What NIEHS Is Doing

NIEHS supports research in the field of immunotoxicology, which explores how toxic environmental exposures may alter immune system function. Examples of NIEHS-supported projects include:

  • The role air pollution plays in the immune response to tuberculosis infection and the development of disease
  • The impact of early exposure to persistent organic pollutants (POPs) on vaccine response in children
  • The impact of arsenic exposure during pregnancy on the mother’s vaccine response and susceptibility to infection
  • Research on the mechanisms by which the environment influences epigenetic immune programming
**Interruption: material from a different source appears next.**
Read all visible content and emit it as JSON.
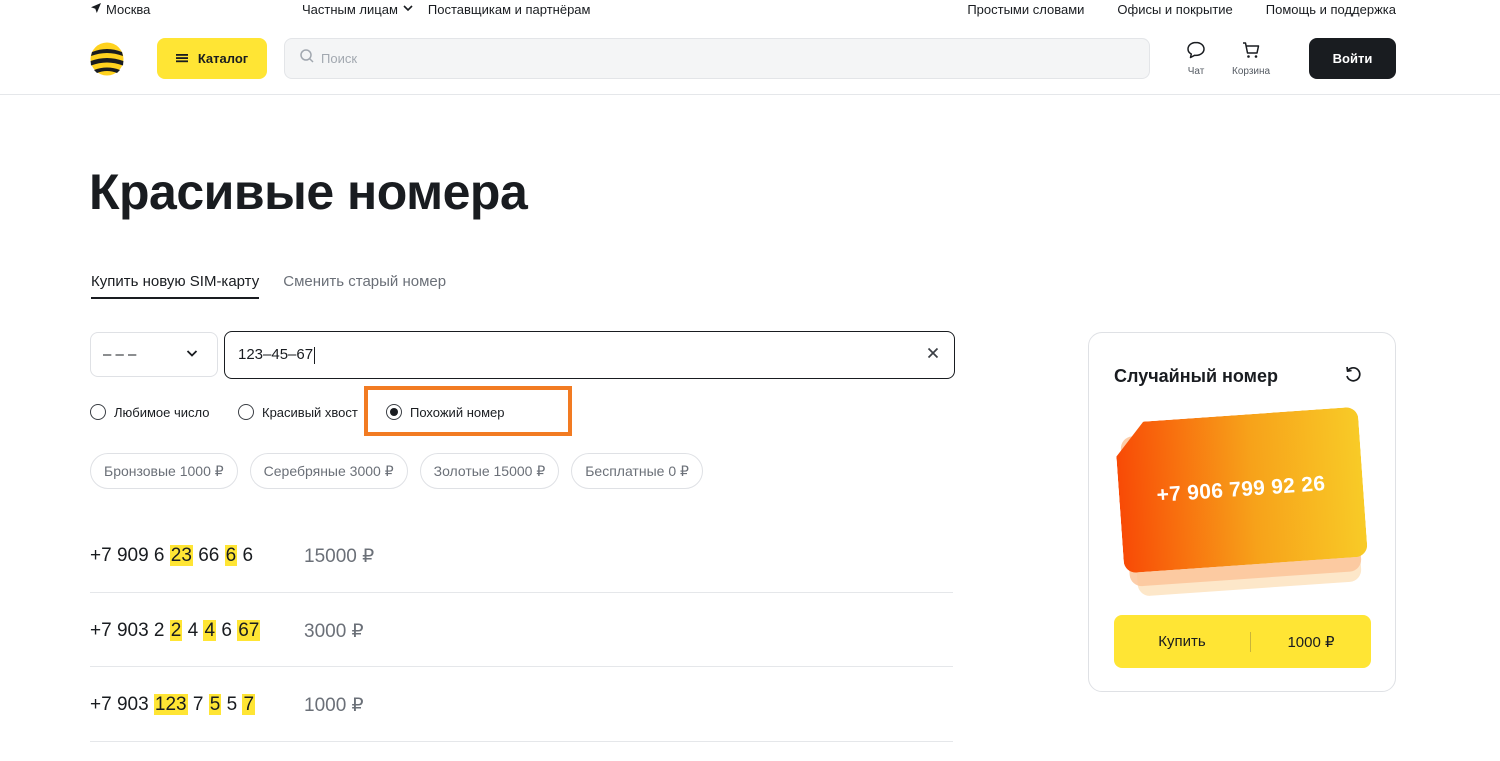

NIEHS is also interested in projects examining the effect of childhood infections on the body’s response to environmental contaminants later in life, as well as possible synergistic effects between environmental factors and infectious agents.

There is growing evidence for an environmental component in the development of autoimmunity and autoimmune diseases. Autoimmune diseases occur when the immune system mistakenly attacks normal, healthy tissues and organs in the body. Type 1 diabetes, rheumatoid arthritis, Crohn’s disease, celiac disease, and psoriasis are just a few examples of autoimmune diseases.

NIEHS-funded research is examining the role environmental exposures play in the development and exacerbation of autoimmune diseases, and the biological mechanisms involved. For example, NIEHS-supported scientists are studying the relationship between autoimmune disease and exposure to silica and mercury, mechanisms involved in inflammation induced by ultraviolet light among people with the autoimmune disease lupus, and the role of trichlolorethylene (TCE) exposure in the development of autoimmune liver disease.

For additional information on what NIEHS grantees are doing, visit our Who We Fund tool.

Program Leads

Mike Humble, Ph.D.
Mike Humble, Ph.D.
Health Scientist Administrator
Basic Science
Tel 919-316-4621
humble@niehs.nih.gov
P.O. Box 12233
Mail Drop K3-15
Durham, N.C. 27709
Bonnie R. Joubert, Ph.D.
Bonnie R. Joubert, Ph.D.
Health Scientist Administrator
Epidemiology
Tel 919-541-7667
bonnie.joubert@nih.gov
P.O. Box 12233
Mail Drop K3-12
Durham, N.C. 27709